Interface dataset entries
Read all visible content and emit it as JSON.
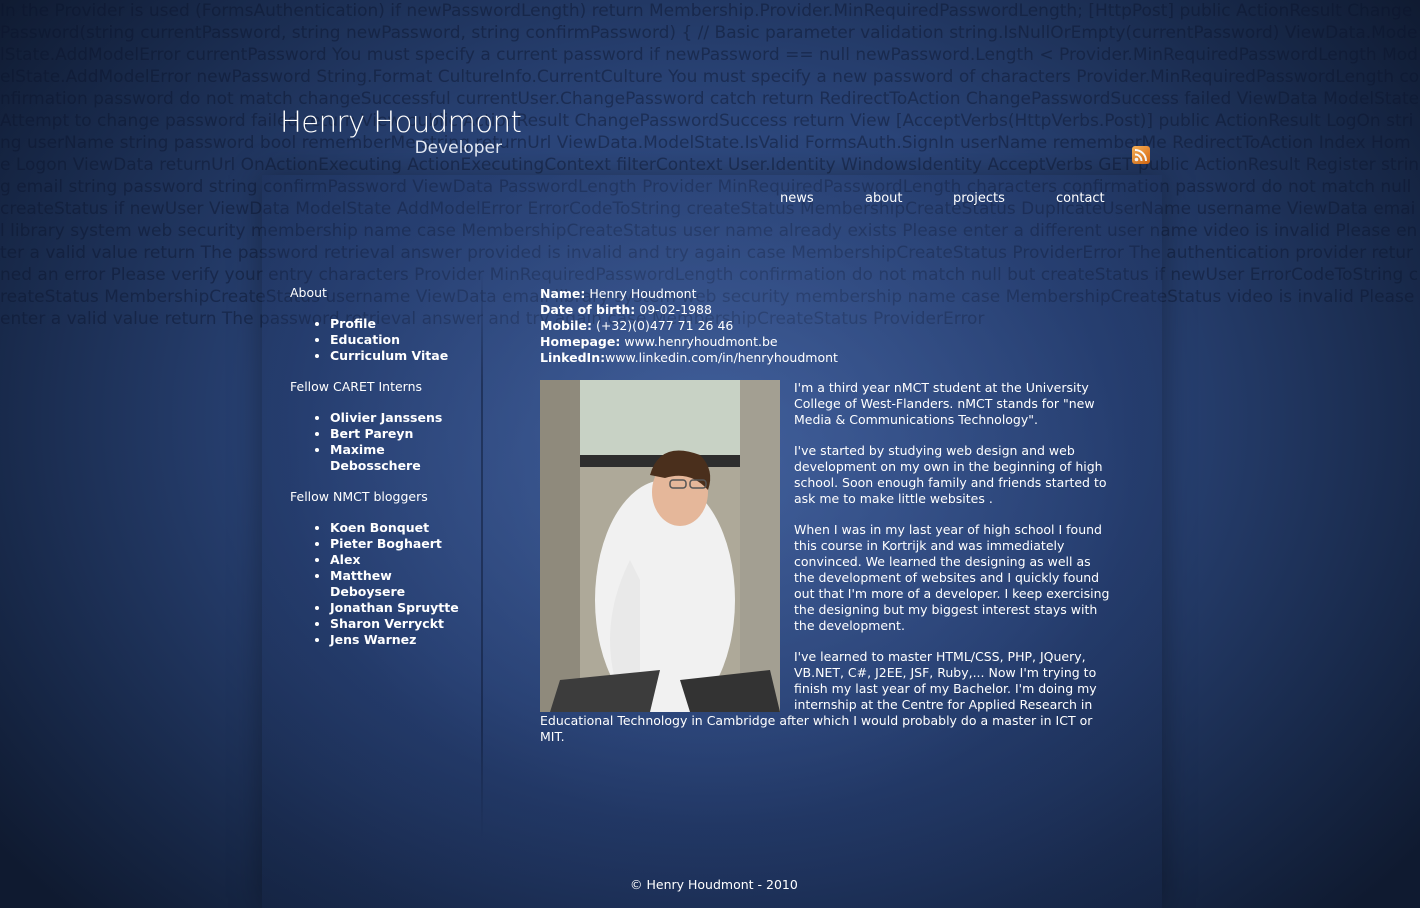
{
  "background_code": "In the Provider is used (FormsAuthentication) if newPasswordLength) return Membership.Provider.MinRequiredPasswordLength; [HttpPost] public ActionResult ChangePassword(string currentPassword, string newPassword, string confirmPassword) { // Basic parameter validation string.IsNullOrEmpty(currentPassword) ViewData.ModelState.AddModelError currentPassword You must specify a current password if newPassword == null newPassword.Length < Provider.MinRequiredPasswordLength ModelState.AddModelError newPassword String.Format CultureInfo.CurrentCulture You must specify a new password of characters Provider.MinRequiredPasswordLength confirmation password do not match changeSuccessful currentUser.ChangePassword catch return RedirectToAction ChangePasswordSuccess failed ViewData ModelState Attempt to change password failed return View public ActionResult ChangePasswordSuccess return View [AcceptVerbs(HttpVerbs.Post)] public ActionResult LogOn string userName string password bool rememberMe string returnUrl ViewData.ModelState.IsValid FormsAuth.SignIn userName rememberMe RedirectToAction Index Home Logon ViewData returnUrl OnActionExecuting ActionExecutingContext filterContext User.Identity WindowsIdentity AcceptVerbs GET public ActionResult Register string email string password string confirmPassword ViewData PasswordLength Provider MinRequiredPasswordLength characters confirmation password do not match null createStatus if newUser ViewData ModelState AddModelError ErrorCodeToString createStatus MembershipCreateStatus DuplicateUserName username ViewData email library system web security membership name case MembershipCreateStatus user name already exists Please enter a different user name video is invalid Please enter a valid value return The password retrieval answer provided is invalid and try again case MembershipCreateStatus ProviderError The authentication provider returned an error Please verify your entry characters Provider MinRequiredPasswordLength confirmation do not match null but createStatus if newUser ErrorCodeToString createStatus MembershipCreateStatus username ViewData email library system web security membership name case MembershipCreateStatus video is invalid Please enter a valid value return The password retrieval answer and try again case MembershipCreateStatus ProviderError",
  "header": {
    "name": "Henry Houdmont",
    "role": "Developer"
  },
  "nav": [
    {
      "label": "news"
    },
    {
      "label": "about"
    },
    {
      "label": "projects"
    },
    {
      "label": "contact"
    }
  ],
  "sidebar": {
    "sections": [
      {
        "title": "About",
        "items": [
          "Profile",
          "Education",
          "Curriculum Vitae"
        ]
      },
      {
        "title": "Fellow CARET Interns",
        "items": [
          "Olivier Janssens",
          "Bert Pareyn",
          "Maxime Debosschere"
        ]
      },
      {
        "title": "Fellow NMCT bloggers",
        "items": [
          "Koen Bonquet",
          "Pieter Boghaert",
          "Alex",
          "Matthew Deboysere",
          "Jonathan Spruytte",
          "Sharon Verryckt",
          "Jens Warnez"
        ]
      }
    ]
  },
  "info": {
    "name_label": "Name:",
    "name_value": "Henry Houdmont",
    "dob_label": "Date of birth:",
    "dob_value": "09-02-1988",
    "mobile_label": "Mobile:",
    "mobile_value": "(+32)(0)477 71 26 46",
    "homepage_label": "Homepage:",
    "homepage_value": "www.henryhoudmont.be",
    "linkedin_label": "LinkedIn:",
    "linkedin_value": "www.linkedin.com/in/henryhoudmont"
  },
  "bio": [
    "I'm a third year nMCT student at the University College of West-Flanders. nMCT stands for \"new Media & Communications Technology\".",
    "I've started by studying web design and web development on my own in the beginning of high school. Soon enough family and friends started to ask me to make little websites .",
    "When I was in my last year of high school I found this course in Kortrijk and was immediately convinced. We learned the designing as well as the development of websites and I quickly found out that I'm more of a developer. I keep exercising the designing but my biggest interest stays with the development.",
    "I've learned to master HTML/CSS, PHP, JQuery, VB.NET, C#, J2EE, JSF, Ruby,... Now I'm trying to finish my last year of my Bachelor. I'm doing my internship at the Centre for Applied Research in Educational Technology in Cambridge after which I would probably do a master in ICT or MIT."
  ],
  "footer": "© Henry Houdmont - 2010",
  "colors": {
    "accent": "#2a4478",
    "rss": "#e8832a"
  }
}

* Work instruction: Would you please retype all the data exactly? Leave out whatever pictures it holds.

* Your solution:
Read all visible content and emit it as JSON.
{
  "background_code": "In the Provider is used (FormsAuthentication) if newPasswordLength) return Membership.Provider.MinRequiredPasswordLength; [HttpPost] public ActionResult ChangePassword(string currentPassword, string newPassword, string confirmPassword) { // Basic parameter validation string.IsNullOrEmpty(currentPassword) ViewData.ModelState.AddModelError currentPassword You must specify a current password if newPassword == null newPassword.Length < Provider.MinRequiredPasswordLength ModelState.AddModelError newPassword String.Format CultureInfo.CurrentCulture You must specify a new password of characters Provider.MinRequiredPasswordLength confirmation password do not match changeSuccessful currentUser.ChangePassword catch return RedirectToAction ChangePasswordSuccess failed ViewData ModelState Attempt to change password failed return View public ActionResult ChangePasswordSuccess return View [AcceptVerbs(HttpVerbs.Post)] public ActionResult LogOn string userName string password bool rememberMe string returnUrl ViewData.ModelState.IsValid FormsAuth.SignIn userName rememberMe RedirectToAction Index Home Logon ViewData returnUrl OnActionExecuting ActionExecutingContext filterContext User.Identity WindowsIdentity AcceptVerbs GET public ActionResult Register string email string password string confirmPassword ViewData PasswordLength Provider MinRequiredPasswordLength characters confirmation password do not match null createStatus if newUser ViewData ModelState AddModelError ErrorCodeToString createStatus MembershipCreateStatus DuplicateUserName username ViewData email library system web security membership name case MembershipCreateStatus user name already exists Please enter a different user name video is invalid Please enter a valid value return The password retrieval answer provided is invalid and try again case MembershipCreateStatus ProviderError The authentication provider returned an error Please verify your entry characters Provider MinRequiredPasswordLength confirmation do not match null but createStatus if newUser ErrorCodeToString createStatus MembershipCreateStatus username ViewData email library system web security membership name case MembershipCreateStatus video is invalid Please enter a valid value return The password retrieval answer and try again case MembershipCreateStatus ProviderError",
  "header": {
    "name": "Henry Houdmont",
    "role": "Developer"
  },
  "nav": [
    {
      "label": "news"
    },
    {
      "label": "about"
    },
    {
      "label": "projects"
    },
    {
      "label": "contact"
    }
  ],
  "sidebar": {
    "sections": [
      {
        "title": "About",
        "items": [
          "Profile",
          "Education",
          "Curriculum Vitae"
        ]
      },
      {
        "title": "Fellow CARET Interns",
        "items": [
          "Olivier Janssens",
          "Bert Pareyn",
          "Maxime Debosschere"
        ]
      },
      {
        "title": "Fellow NMCT bloggers",
        "items": [
          "Koen Bonquet",
          "Pieter Boghaert",
          "Alex",
          "Matthew Deboysere",
          "Jonathan Spruytte",
          "Sharon Verryckt",
          "Jens Warnez"
        ]
      }
    ]
  },
  "info": {
    "name_label": "Name:",
    "name_value": "Henry Houdmont",
    "dob_label": "Date of birth:",
    "dob_value": "09-02-1988",
    "mobile_label": "Mobile:",
    "mobile_value": "(+32)(0)477 71 26 46",
    "homepage_label": "Homepage:",
    "homepage_value": "www.henryhoudmont.be",
    "linkedin_label": "LinkedIn:",
    "linkedin_value": "www.linkedin.com/in/henryhoudmont"
  },
  "bio": [
    "I'm a third year nMCT student at the University College of West-Flanders. nMCT stands for \"new Media & Communications Technology\".",
    "I've started by studying web design and web development on my own in the beginning of high school. Soon enough family and friends started to ask me to make little websites .",
    "When I was in my last year of high school I found this course in Kortrijk and was immediately convinced. We learned the designing as well as the development of websites and I quickly found out that I'm more of a developer. I keep exercising the designing but my biggest interest stays with the development.",
    "I've learned to master HTML/CSS, PHP, JQuery, VB.NET, C#, J2EE, JSF, Ruby,... Now I'm trying to finish my last year of my Bachelor. I'm doing my internship at the Centre for Applied Research in Educational Technology in Cambridge after which I would probably do a master in ICT or MIT."
  ],
  "footer": "© Henry Houdmont - 2010",
  "colors": {
    "accent": "#2a4478",
    "rss": "#e8832a"
  }
}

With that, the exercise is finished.